===== Provided records

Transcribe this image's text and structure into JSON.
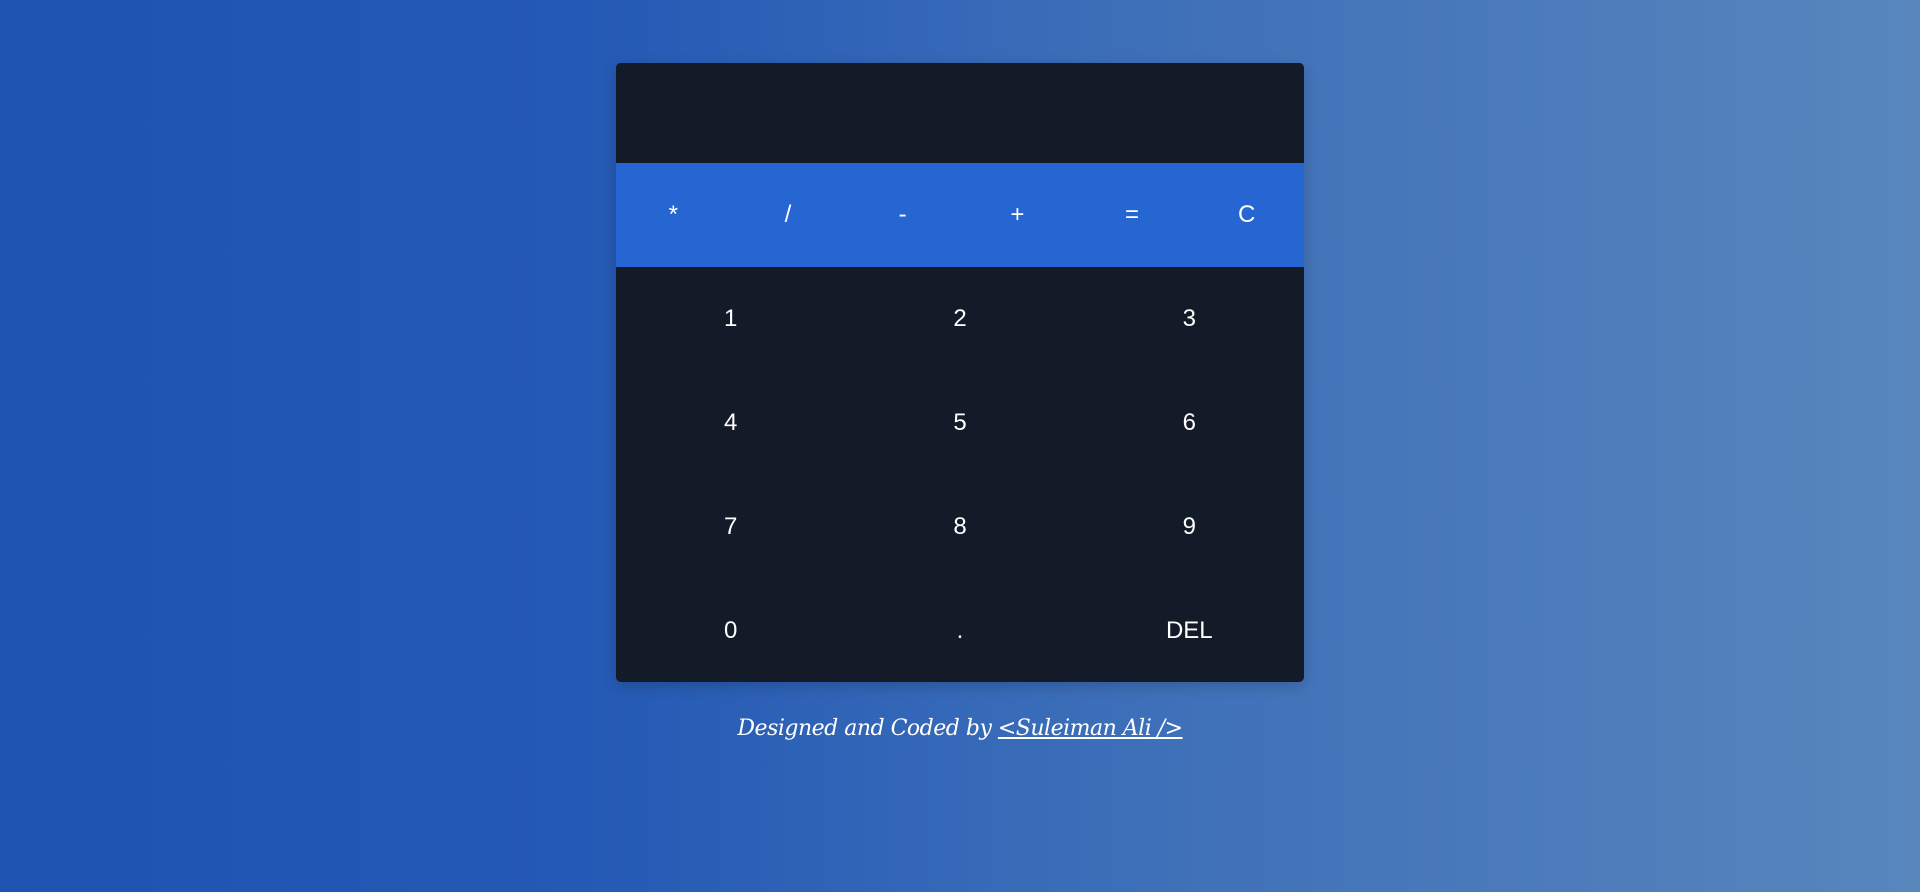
{
  "display": {
    "value": ""
  },
  "operators": [
    "*",
    "/",
    "-",
    "+",
    "=",
    "C"
  ],
  "digits": [
    "1",
    "2",
    "3",
    "4",
    "5",
    "6",
    "7",
    "8",
    "9",
    "0",
    ".",
    "DEL"
  ],
  "footer": {
    "text": "Designed and Coded by ",
    "author_link": "<Suleiman Ali />"
  },
  "colors": {
    "calculator_bg": "#131a28",
    "operator_bar": "#2566d2",
    "page_gradient_start": "#1f53b2",
    "page_gradient_end": "#5886bd",
    "text": "#ffffff"
  }
}
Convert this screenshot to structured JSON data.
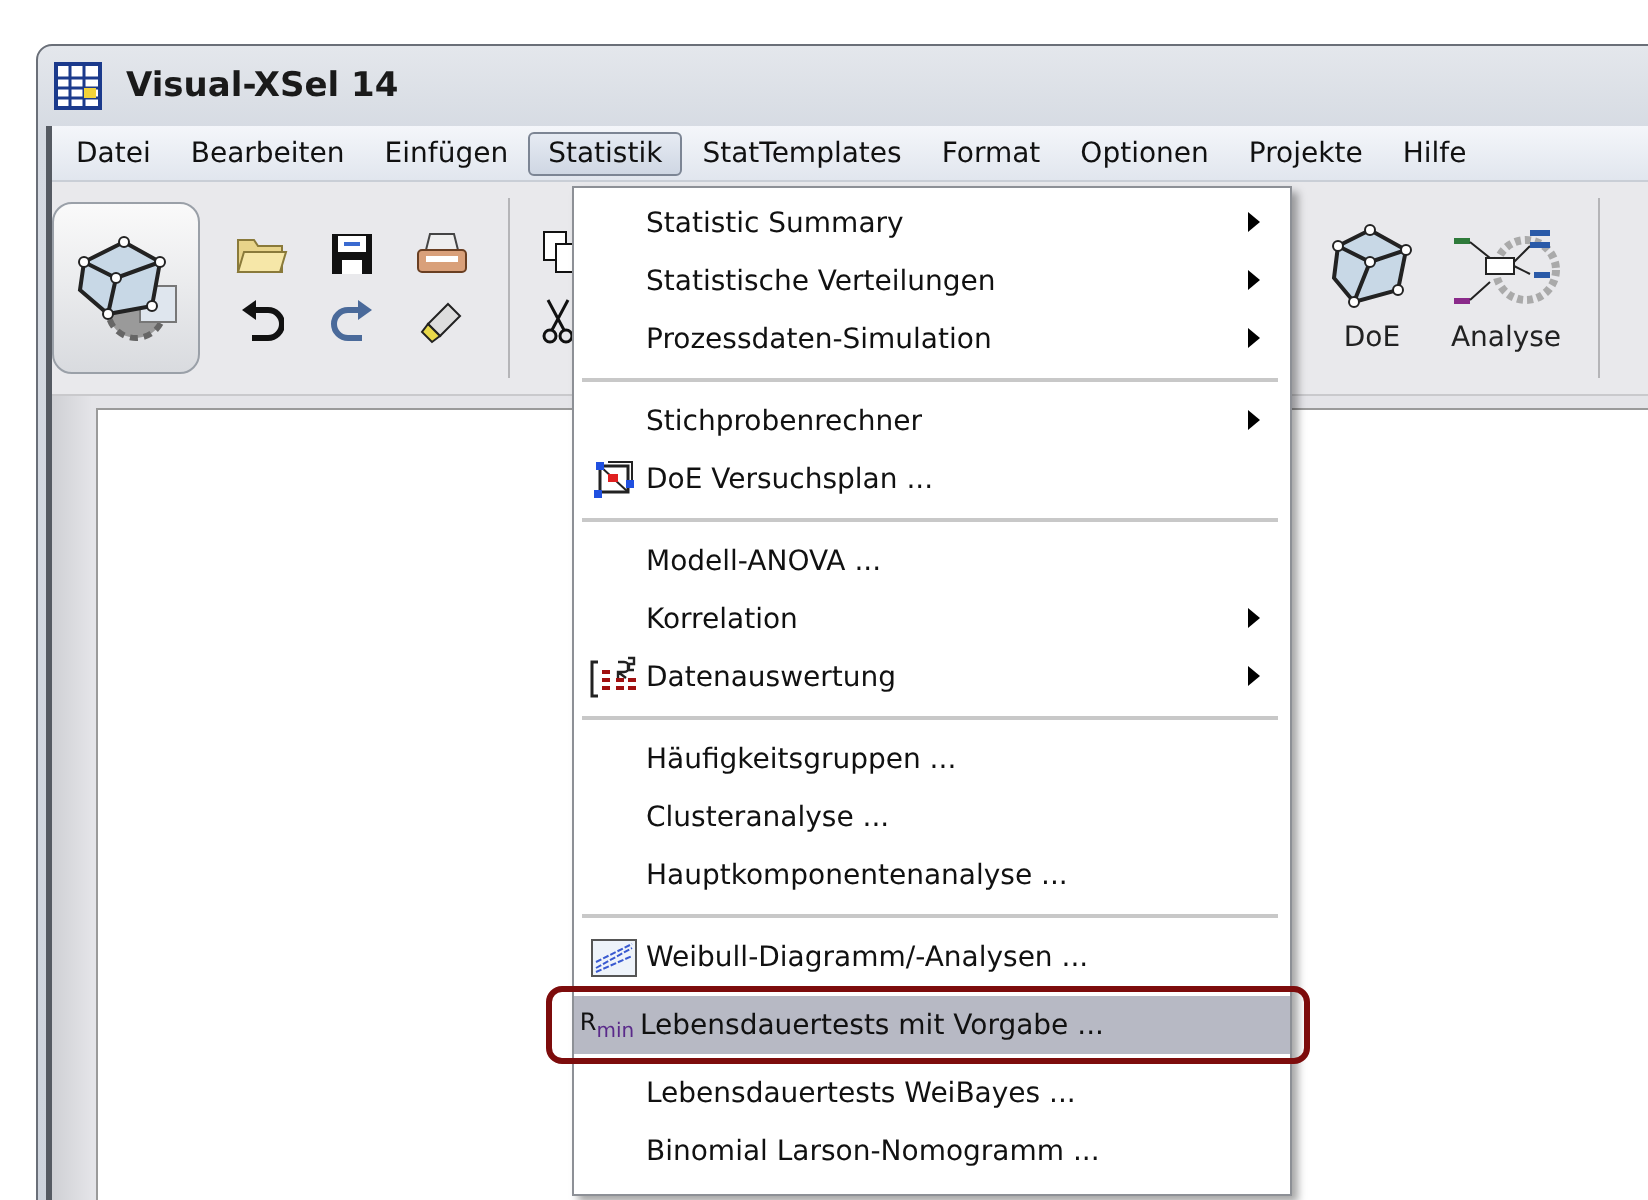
{
  "window": {
    "title": "Visual-XSel 14"
  },
  "menu_bar": [
    {
      "label": "Datei",
      "selected": false
    },
    {
      "label": "Bearbeiten",
      "selected": false
    },
    {
      "label": "Einfügen",
      "selected": false
    },
    {
      "label": "Statistik",
      "selected": true
    },
    {
      "label": "StatTemplates",
      "selected": false
    },
    {
      "label": "Format",
      "selected": false
    },
    {
      "label": "Optionen",
      "selected": false
    },
    {
      "label": "Projekte",
      "selected": false
    },
    {
      "label": "Hilfe",
      "selected": false
    }
  ],
  "toolbar": {
    "buttons": [
      {
        "label": "DoE",
        "kind": "doe"
      },
      {
        "label": "Analyse",
        "kind": "analyse"
      }
    ]
  },
  "dropdown": {
    "sections": [
      [
        {
          "label": "Statistic Summary",
          "kind": "plain",
          "submenu": true,
          "selected": false
        },
        {
          "label": "Statistische Verteilungen",
          "kind": "plain",
          "submenu": true,
          "selected": false
        },
        {
          "label": "Prozessdaten-Simulation",
          "kind": "plain",
          "submenu": true,
          "selected": false
        }
      ],
      [
        {
          "label": "Stichprobenrechner",
          "kind": "plain",
          "submenu": true,
          "selected": false
        },
        {
          "label": "DoE Versuchsplan ...",
          "kind": "cube",
          "submenu": false,
          "selected": false
        }
      ],
      [
        {
          "label": "Modell-ANOVA ...",
          "kind": "plain",
          "submenu": false,
          "selected": false
        },
        {
          "label": "Korrelation",
          "kind": "plain",
          "submenu": true,
          "selected": false
        },
        {
          "label": "Datenauswertung",
          "kind": "table",
          "submenu": true,
          "selected": false
        }
      ],
      [
        {
          "label": "Häufigkeitsgruppen ...",
          "kind": "plain",
          "submenu": false,
          "selected": false
        },
        {
          "label": "Clusteranalyse ...",
          "kind": "plain",
          "submenu": false,
          "selected": false
        },
        {
          "label": "Hauptkomponentenanalyse ...",
          "kind": "plain",
          "submenu": false,
          "selected": false
        }
      ],
      [
        {
          "label": "Weibull-Diagramm/-Analysen ...",
          "kind": "chart",
          "submenu": false,
          "selected": false
        },
        {
          "label": "Lebensdauertests mit Vorgabe ...",
          "kind": "labelled",
          "icon_label": "R$_{min}$",
          "submenu": false,
          "selected": true
        },
        {
          "label": "Lebensdauertests WeiBayes ...",
          "kind": "plain",
          "submenu": false,
          "selected": false
        },
        {
          "label": "Binomial Larson-Nomogramm ...",
          "kind": "plain",
          "submenu": false,
          "selected": false
        }
      ]
    ]
  }
}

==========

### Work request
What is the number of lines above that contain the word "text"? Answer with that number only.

### Solution to this problem
3